Infrastructure budgets are tight, but Industry Minister Katrina Nokleby says she’s instructing administration to find some money in the budget for work planned on the Inuvik-Tuktoyaktuk Highway after seeing the state of the road herself.
Invited to tour the region by Inuvik-Twin Lakes MLA Lesa Semmler, Nokleby got a tour of the entire region from the Arctic Ocean to the Yukon border during the July 6 to 9 visit where she met with community leaders, visited some of Inuvik’s more unique spaces such as the Arts, Crafts and Technology Manufacturing Centre (ACTMC) along with the Inuvik Greenhouse, and got a first hand experience of the infrastructure challenges facing the Mackenzie and Beaufort Deltas.
“Having a background as an engineer, driving on the roads gives me some perspective than it would sitting in my office in Yellowknife hearing from my staff,” she said. “It was also good to get a sense of how the communities are dealing with Covid-19 and of course just to hear from people directly.
“It’s always hard when things are filtering up to me through the departments. Things get lost in translation sometimes, so it was good to have those one-on-one direct conversation.”
Nokleby praised local workers for their quick work repairing the road between Inuvik and the Airport, which was riddled with potholes following a series of intense rainstorms. She said she wanted to speed up work on the Dempster highway but the GNWT’s capital budget was stretched too thin, and that was before Covid-19 took a chunk out of the available resources.
In addition to getting a feel for the Dempster and ITH, Nokleby also met with local ministers and municipal governments, and even had a cross-territorial meeting across the NWT-Yukon border.
“Socially distancing, of course,” she said. “We did not cross the border, but met with some of the Yukon’s highway people for discussion around the Dempster and the need for some rehabilitation work. Right now we do a three-kilometre piece every year and it almost feels like a band-aid solution.
“In our discussion with my Yukon counterparts, we all agreed that there needs to be significant rehab money put into that road in concern for safety aspect of it. A wrong corner in the wrong weather with a super-bee and a pick-up and you could have a really bad accident. That was very eye opening for me.”
After visiting the border, Nokleby turned back north and got a tour of the road to Tuktoyaktuk, which she last visited as a consultant before the road officially opened.

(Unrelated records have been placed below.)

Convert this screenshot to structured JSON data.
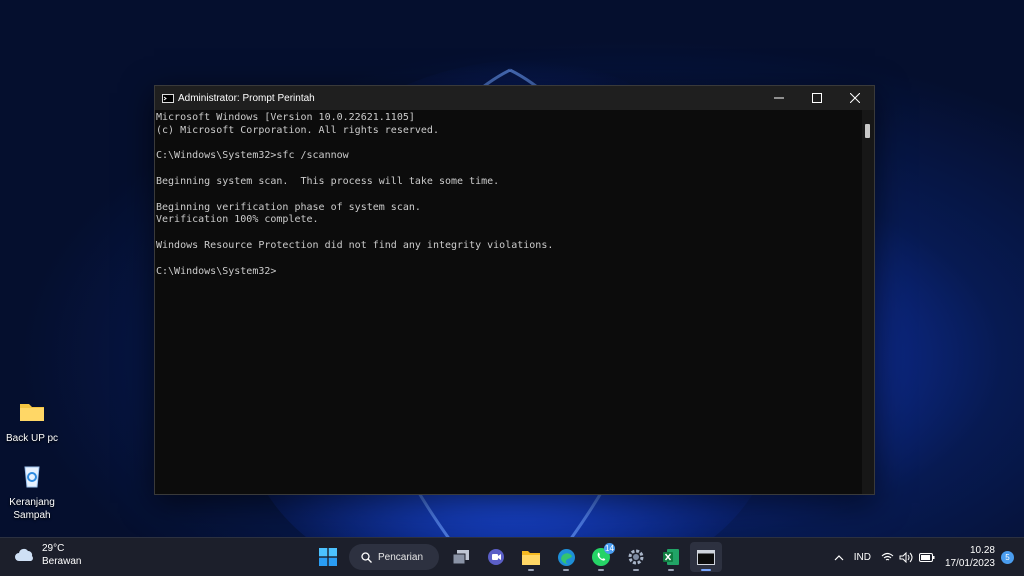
{
  "desktop": {
    "icons": [
      {
        "label": "Back UP pc"
      },
      {
        "label": "Keranjang Sampah"
      }
    ]
  },
  "window": {
    "title": "Administrator: Prompt Perintah",
    "console_lines": [
      "Microsoft Windows [Version 10.0.22621.1105]",
      "(c) Microsoft Corporation. All rights reserved.",
      "",
      "C:\\Windows\\System32>sfc /scannow",
      "",
      "Beginning system scan.  This process will take some time.",
      "",
      "Beginning verification phase of system scan.",
      "Verification 100% complete.",
      "",
      "Windows Resource Protection did not find any integrity violations.",
      "",
      "C:\\Windows\\System32>"
    ]
  },
  "taskbar": {
    "weather": {
      "temp": "29°C",
      "condition": "Berawan"
    },
    "search_label": "Pencarian",
    "whatsapp_badge": "14",
    "tray": {
      "language": "IND",
      "time": "10.28",
      "date": "17/01/2023",
      "notifications": "5"
    }
  }
}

She said a lot has changed in the three years it’s been in operation and the trip was enough to convince her to get her staff to dig through the couches for some spare change to get some key projects completed.

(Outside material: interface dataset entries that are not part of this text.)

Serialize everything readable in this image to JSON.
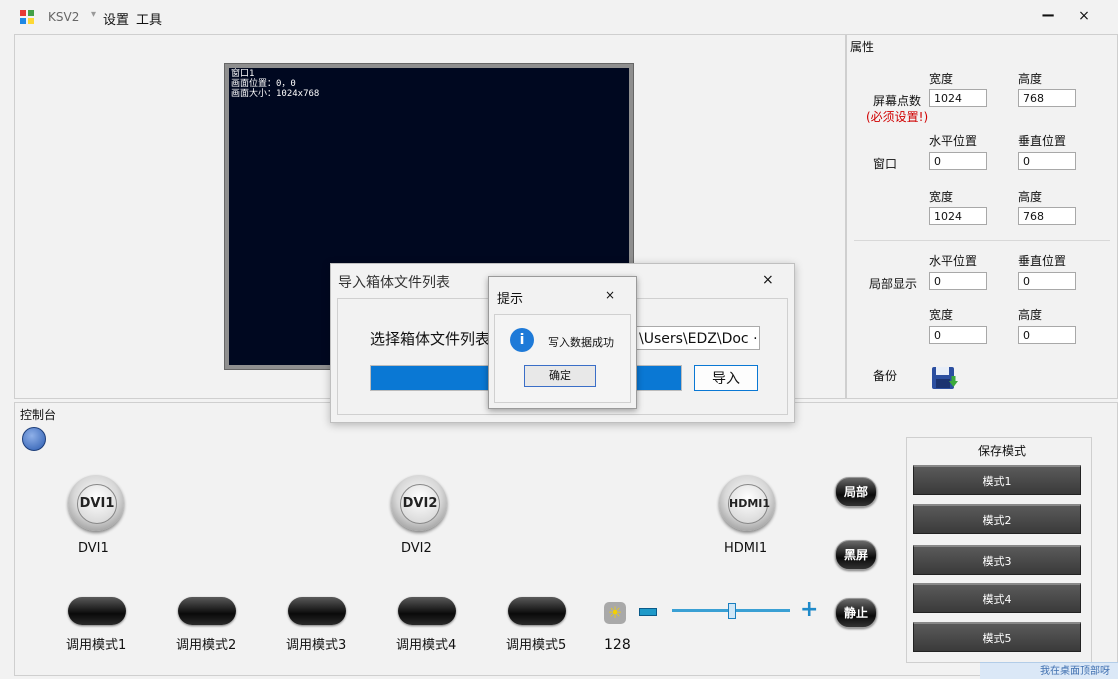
{
  "titlebar": {
    "app_name": "KSV2",
    "app_caret": "▾",
    "menu": [
      "设置",
      "工具"
    ],
    "minimize": "−",
    "close": "×",
    "logo_colors": [
      "#e53935",
      "#43a047",
      "#1e88e5",
      "#fdd835"
    ]
  },
  "preview": {
    "lines": [
      "窗口1",
      "画面位置：0，0",
      "画面大小：1024x768"
    ]
  },
  "properties": {
    "title": "属性",
    "screen_points": {
      "label": "屏幕点数",
      "note": "(必须设置!)",
      "width_label": "宽度",
      "height_label": "高度",
      "width": "1024",
      "height": "768"
    },
    "window": {
      "label": "窗口",
      "h_label": "水平位置",
      "v_label": "垂直位置",
      "h": "0",
      "v": "0",
      "width_label": "宽度",
      "height_label": "高度",
      "width": "1024",
      "height": "768"
    },
    "local_display": {
      "label": "局部显示",
      "h_label": "水平位置",
      "v_label": "垂直位置",
      "h": "0",
      "v": "0",
      "width_label": "宽度",
      "height_label": "高度",
      "width": "0",
      "height": "0"
    },
    "backup": {
      "label": "备份"
    }
  },
  "console": {
    "title": "控制台",
    "sources": [
      {
        "icon": "DVI1",
        "label": "DVI1"
      },
      {
        "icon": "DVI2",
        "label": "DVI2"
      },
      {
        "icon": "HDMI1",
        "label": "HDMI1"
      }
    ],
    "call_modes": [
      "调用模式1",
      "调用模式2",
      "调用模式3",
      "调用模式4",
      "调用模式5"
    ],
    "round_buttons": [
      "局部",
      "黑屏",
      "静止"
    ],
    "brightness": "128",
    "brightness_fraction": 0.5,
    "save_mode_title": "保存模式",
    "save_modes": [
      "模式1",
      "模式2",
      "模式3",
      "模式4",
      "模式5"
    ]
  },
  "import_dialog": {
    "title": "导入箱体文件列表",
    "close": "×",
    "label": "选择箱体文件列表",
    "path": "\\Users\\EDZ\\Doc ···",
    "import_button": "导入",
    "progress_fraction": 1.0
  },
  "message_box": {
    "title": "提示",
    "close": "×",
    "text": "写入数据成功",
    "ok": "确定"
  },
  "tray": {
    "text": "我在桌面顶部呀"
  }
}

“There are areas of the ITH that do need work, so I have directed the department to look into that and see where we can find money to do some work now while we don’t have the same amount of tourism load on the highway,” she said. “Unfortunately, our summer construction season is coming to an end, so that does create a little time crunch.

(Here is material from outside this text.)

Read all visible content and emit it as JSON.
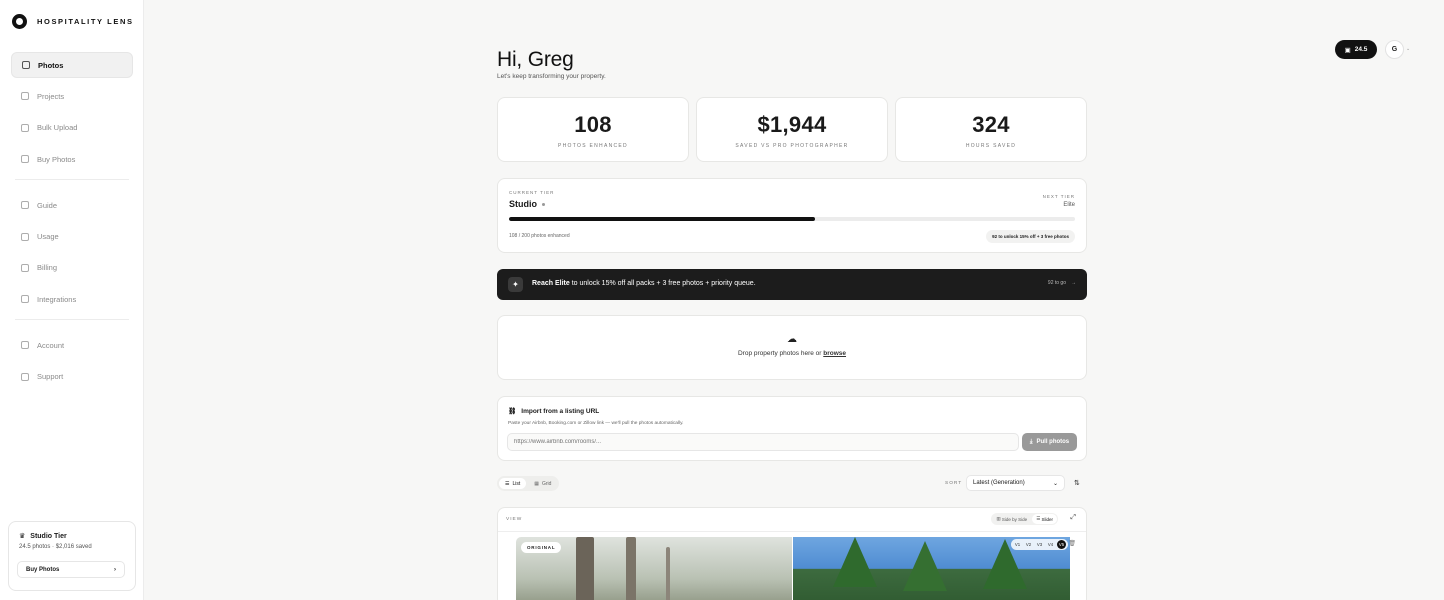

“So we’re looking with what we can do in the meantime with the contractor in place to do some work on the ITH.”
While she got a taste of the Beaufort Delta’s woes, Nokleby said she needed to make a second trip to get more input for residents. She said she originally hoped to do the trip in August but now was just hoping to make the trip before the year’s end.